(Problem statement) Take each line of the data that contains the string "JSON" and copy it.
═══ Data provided
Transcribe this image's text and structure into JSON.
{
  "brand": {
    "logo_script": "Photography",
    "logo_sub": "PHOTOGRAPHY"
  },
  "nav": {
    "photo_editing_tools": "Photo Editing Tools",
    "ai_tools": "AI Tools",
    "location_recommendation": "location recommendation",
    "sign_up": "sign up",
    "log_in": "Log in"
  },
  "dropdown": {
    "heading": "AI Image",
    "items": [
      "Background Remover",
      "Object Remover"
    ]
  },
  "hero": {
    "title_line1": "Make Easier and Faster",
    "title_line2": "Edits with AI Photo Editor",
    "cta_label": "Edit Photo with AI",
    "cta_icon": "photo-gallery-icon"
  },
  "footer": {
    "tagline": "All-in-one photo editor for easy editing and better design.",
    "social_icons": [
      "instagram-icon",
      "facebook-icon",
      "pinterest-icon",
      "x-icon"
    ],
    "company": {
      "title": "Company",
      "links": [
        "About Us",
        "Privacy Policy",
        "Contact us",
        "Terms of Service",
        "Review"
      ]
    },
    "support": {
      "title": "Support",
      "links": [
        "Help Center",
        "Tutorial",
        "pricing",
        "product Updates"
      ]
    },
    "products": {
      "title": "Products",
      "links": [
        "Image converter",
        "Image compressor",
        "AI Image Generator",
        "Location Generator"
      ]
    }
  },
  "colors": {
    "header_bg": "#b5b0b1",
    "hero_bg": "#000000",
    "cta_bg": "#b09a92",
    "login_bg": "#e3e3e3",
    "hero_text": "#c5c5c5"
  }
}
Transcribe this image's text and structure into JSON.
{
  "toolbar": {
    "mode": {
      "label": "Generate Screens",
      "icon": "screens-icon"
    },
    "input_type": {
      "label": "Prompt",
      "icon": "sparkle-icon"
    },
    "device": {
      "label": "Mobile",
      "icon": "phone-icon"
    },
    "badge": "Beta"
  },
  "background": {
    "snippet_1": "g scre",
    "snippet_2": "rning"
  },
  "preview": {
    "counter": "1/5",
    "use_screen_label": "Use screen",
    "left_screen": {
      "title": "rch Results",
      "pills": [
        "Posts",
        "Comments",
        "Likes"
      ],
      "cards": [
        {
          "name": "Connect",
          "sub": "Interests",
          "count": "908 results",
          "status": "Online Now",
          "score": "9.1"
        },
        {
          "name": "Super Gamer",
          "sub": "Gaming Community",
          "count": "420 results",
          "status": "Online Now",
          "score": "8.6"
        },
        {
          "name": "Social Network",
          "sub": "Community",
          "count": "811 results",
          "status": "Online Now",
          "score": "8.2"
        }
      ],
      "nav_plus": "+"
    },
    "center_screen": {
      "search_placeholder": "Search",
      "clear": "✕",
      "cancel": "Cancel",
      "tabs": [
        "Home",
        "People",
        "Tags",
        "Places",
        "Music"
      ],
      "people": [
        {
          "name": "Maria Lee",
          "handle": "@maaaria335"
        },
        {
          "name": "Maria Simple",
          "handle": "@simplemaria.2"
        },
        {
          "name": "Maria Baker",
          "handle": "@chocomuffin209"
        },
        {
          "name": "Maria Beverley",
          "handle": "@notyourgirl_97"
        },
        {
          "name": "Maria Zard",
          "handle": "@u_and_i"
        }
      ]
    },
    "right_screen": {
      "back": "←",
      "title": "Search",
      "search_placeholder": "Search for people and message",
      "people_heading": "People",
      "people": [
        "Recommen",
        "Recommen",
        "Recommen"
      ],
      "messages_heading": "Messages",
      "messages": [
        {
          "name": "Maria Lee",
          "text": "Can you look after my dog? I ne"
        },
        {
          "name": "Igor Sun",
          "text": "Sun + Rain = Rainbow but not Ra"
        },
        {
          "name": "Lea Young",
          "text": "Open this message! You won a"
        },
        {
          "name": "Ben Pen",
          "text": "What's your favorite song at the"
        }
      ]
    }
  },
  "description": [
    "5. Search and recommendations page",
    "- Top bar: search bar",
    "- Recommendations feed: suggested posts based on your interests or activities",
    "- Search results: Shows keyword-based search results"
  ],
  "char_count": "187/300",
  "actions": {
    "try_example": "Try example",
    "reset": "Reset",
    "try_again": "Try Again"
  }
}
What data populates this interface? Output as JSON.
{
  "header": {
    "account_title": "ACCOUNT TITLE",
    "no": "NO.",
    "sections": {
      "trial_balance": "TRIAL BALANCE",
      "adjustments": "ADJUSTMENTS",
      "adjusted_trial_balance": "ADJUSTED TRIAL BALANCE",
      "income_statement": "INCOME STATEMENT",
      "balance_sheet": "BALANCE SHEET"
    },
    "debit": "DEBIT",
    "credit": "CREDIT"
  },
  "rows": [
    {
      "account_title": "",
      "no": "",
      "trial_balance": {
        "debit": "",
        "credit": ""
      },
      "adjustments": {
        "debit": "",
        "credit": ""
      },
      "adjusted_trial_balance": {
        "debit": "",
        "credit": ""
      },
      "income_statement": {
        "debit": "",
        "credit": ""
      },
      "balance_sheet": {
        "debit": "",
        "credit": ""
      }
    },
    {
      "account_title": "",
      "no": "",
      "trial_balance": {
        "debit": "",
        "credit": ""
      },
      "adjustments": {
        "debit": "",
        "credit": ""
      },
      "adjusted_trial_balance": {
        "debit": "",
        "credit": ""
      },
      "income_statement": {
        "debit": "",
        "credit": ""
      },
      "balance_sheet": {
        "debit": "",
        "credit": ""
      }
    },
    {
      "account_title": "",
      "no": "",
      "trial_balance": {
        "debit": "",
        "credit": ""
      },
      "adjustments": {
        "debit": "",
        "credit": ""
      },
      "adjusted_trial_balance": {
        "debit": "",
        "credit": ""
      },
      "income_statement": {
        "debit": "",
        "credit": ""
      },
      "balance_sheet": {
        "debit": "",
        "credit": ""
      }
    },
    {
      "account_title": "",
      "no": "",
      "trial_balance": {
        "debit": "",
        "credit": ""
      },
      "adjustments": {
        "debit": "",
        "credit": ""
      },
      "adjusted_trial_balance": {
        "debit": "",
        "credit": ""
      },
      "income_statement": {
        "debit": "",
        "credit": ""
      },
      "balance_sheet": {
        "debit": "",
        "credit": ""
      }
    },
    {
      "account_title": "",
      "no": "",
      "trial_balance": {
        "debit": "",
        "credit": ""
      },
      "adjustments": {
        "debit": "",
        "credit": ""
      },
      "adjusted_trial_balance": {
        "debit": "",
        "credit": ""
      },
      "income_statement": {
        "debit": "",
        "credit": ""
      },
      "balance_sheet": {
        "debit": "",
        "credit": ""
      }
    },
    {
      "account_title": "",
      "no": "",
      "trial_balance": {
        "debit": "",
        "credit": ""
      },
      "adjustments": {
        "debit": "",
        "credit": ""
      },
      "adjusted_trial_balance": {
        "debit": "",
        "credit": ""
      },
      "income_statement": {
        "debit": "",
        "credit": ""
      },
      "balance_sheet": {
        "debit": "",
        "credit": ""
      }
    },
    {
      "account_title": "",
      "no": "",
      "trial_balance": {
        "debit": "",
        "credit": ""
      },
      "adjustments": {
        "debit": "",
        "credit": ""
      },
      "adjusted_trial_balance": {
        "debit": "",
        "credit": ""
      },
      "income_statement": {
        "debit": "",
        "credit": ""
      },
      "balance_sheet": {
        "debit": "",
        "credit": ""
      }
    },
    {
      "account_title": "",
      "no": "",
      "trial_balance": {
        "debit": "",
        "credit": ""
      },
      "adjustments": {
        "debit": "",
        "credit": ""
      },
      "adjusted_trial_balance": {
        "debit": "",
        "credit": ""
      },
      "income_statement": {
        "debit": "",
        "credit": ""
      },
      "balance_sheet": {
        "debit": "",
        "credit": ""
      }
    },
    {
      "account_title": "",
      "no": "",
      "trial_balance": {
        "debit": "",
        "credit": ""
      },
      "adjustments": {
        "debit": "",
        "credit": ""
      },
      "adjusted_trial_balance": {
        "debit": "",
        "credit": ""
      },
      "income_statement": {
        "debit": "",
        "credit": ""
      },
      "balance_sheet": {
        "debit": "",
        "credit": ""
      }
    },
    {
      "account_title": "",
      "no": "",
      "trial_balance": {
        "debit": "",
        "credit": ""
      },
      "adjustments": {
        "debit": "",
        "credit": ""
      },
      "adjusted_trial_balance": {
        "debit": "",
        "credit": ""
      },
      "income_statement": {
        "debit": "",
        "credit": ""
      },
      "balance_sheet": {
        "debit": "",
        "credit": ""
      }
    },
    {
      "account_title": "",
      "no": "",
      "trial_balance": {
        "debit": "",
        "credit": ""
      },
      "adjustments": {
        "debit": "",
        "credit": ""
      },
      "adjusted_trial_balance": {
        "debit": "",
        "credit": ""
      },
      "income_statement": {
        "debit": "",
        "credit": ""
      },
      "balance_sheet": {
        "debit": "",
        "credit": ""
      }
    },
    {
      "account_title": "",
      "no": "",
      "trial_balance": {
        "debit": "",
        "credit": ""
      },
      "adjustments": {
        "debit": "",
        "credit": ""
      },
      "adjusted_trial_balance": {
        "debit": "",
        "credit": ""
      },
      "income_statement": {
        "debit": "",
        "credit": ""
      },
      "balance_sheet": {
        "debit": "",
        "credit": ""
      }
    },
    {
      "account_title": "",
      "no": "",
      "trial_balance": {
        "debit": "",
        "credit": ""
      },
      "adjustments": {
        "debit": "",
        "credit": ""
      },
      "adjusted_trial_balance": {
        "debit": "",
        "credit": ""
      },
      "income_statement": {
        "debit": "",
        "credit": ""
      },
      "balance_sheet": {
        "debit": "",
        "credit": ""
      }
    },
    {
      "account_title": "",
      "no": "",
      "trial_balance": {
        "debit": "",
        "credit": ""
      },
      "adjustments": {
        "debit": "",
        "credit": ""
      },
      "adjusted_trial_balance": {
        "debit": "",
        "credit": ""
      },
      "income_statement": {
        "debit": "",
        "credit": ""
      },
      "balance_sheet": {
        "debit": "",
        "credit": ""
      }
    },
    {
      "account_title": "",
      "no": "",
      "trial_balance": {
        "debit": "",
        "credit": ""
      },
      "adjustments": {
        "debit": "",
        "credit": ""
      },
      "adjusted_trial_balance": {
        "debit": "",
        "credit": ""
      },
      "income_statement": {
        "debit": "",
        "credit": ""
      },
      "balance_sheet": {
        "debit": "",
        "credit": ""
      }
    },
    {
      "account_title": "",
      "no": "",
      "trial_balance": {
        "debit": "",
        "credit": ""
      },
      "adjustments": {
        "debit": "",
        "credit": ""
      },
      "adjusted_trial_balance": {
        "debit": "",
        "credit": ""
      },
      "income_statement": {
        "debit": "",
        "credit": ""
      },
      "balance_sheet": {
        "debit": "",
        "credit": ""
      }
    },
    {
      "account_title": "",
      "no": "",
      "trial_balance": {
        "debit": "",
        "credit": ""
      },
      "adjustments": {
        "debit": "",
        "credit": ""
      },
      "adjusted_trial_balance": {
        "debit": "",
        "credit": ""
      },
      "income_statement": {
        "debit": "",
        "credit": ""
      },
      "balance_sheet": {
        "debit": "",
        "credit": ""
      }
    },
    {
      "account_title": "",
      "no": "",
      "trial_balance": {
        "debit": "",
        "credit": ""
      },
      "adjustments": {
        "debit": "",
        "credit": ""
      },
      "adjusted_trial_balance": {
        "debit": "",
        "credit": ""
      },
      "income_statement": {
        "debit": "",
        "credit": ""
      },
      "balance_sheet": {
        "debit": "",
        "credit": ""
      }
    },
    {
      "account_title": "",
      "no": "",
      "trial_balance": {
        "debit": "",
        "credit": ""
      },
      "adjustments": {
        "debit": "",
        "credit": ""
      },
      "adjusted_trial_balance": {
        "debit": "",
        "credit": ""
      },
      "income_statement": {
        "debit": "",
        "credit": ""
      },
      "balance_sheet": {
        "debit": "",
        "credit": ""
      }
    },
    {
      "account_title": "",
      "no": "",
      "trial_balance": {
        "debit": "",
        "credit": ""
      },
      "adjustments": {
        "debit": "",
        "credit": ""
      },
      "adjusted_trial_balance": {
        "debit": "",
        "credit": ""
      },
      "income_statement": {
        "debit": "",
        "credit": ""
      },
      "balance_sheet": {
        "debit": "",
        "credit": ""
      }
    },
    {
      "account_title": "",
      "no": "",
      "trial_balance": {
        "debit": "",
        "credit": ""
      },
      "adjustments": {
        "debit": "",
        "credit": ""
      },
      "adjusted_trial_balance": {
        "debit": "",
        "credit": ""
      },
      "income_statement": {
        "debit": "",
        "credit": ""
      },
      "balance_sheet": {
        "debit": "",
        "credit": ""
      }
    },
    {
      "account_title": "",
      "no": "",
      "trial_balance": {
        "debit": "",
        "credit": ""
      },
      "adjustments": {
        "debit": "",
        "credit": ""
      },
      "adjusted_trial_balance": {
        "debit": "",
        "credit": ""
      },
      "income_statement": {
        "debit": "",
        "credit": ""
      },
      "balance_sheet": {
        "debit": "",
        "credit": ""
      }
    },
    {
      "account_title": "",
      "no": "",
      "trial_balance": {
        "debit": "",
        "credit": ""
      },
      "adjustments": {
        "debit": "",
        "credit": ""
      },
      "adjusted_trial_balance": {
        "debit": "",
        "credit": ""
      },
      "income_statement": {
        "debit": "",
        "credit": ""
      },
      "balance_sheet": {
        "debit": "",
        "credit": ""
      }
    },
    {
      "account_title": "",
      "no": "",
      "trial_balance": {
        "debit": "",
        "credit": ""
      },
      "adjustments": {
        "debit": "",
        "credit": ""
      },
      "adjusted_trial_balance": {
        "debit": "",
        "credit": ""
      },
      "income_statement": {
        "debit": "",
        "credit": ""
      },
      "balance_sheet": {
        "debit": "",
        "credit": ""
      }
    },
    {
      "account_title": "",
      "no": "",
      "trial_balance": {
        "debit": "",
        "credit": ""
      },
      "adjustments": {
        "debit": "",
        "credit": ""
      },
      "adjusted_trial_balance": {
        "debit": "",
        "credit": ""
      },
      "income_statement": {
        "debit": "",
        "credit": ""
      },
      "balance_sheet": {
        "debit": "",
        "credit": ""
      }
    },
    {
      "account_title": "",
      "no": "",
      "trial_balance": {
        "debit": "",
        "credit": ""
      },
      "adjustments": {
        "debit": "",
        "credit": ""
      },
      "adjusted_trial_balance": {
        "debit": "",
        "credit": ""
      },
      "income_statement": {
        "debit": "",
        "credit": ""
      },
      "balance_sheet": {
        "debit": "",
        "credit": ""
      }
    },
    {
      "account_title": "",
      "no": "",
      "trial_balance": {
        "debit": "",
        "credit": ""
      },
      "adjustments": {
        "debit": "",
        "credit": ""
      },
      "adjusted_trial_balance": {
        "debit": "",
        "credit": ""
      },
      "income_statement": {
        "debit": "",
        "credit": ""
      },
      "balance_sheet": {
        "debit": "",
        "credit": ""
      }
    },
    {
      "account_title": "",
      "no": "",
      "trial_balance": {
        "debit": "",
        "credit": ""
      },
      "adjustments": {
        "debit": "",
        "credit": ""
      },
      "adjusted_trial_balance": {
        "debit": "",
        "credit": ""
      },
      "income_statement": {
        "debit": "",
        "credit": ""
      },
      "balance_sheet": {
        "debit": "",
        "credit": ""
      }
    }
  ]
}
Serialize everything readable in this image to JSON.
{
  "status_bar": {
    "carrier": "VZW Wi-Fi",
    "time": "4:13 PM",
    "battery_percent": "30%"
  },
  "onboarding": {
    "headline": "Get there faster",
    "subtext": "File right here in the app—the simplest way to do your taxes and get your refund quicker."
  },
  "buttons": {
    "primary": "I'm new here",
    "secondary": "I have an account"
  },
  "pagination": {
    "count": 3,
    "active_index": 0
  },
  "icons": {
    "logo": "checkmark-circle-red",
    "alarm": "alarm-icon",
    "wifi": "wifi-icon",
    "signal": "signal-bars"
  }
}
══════
(Response to this task)
Transcribe this image's text and structure into JSON.
Transcribe this image's text and structure into JSON.
What data populates this interface? Output as JSON.
Serialize everything readable in this image to JSON.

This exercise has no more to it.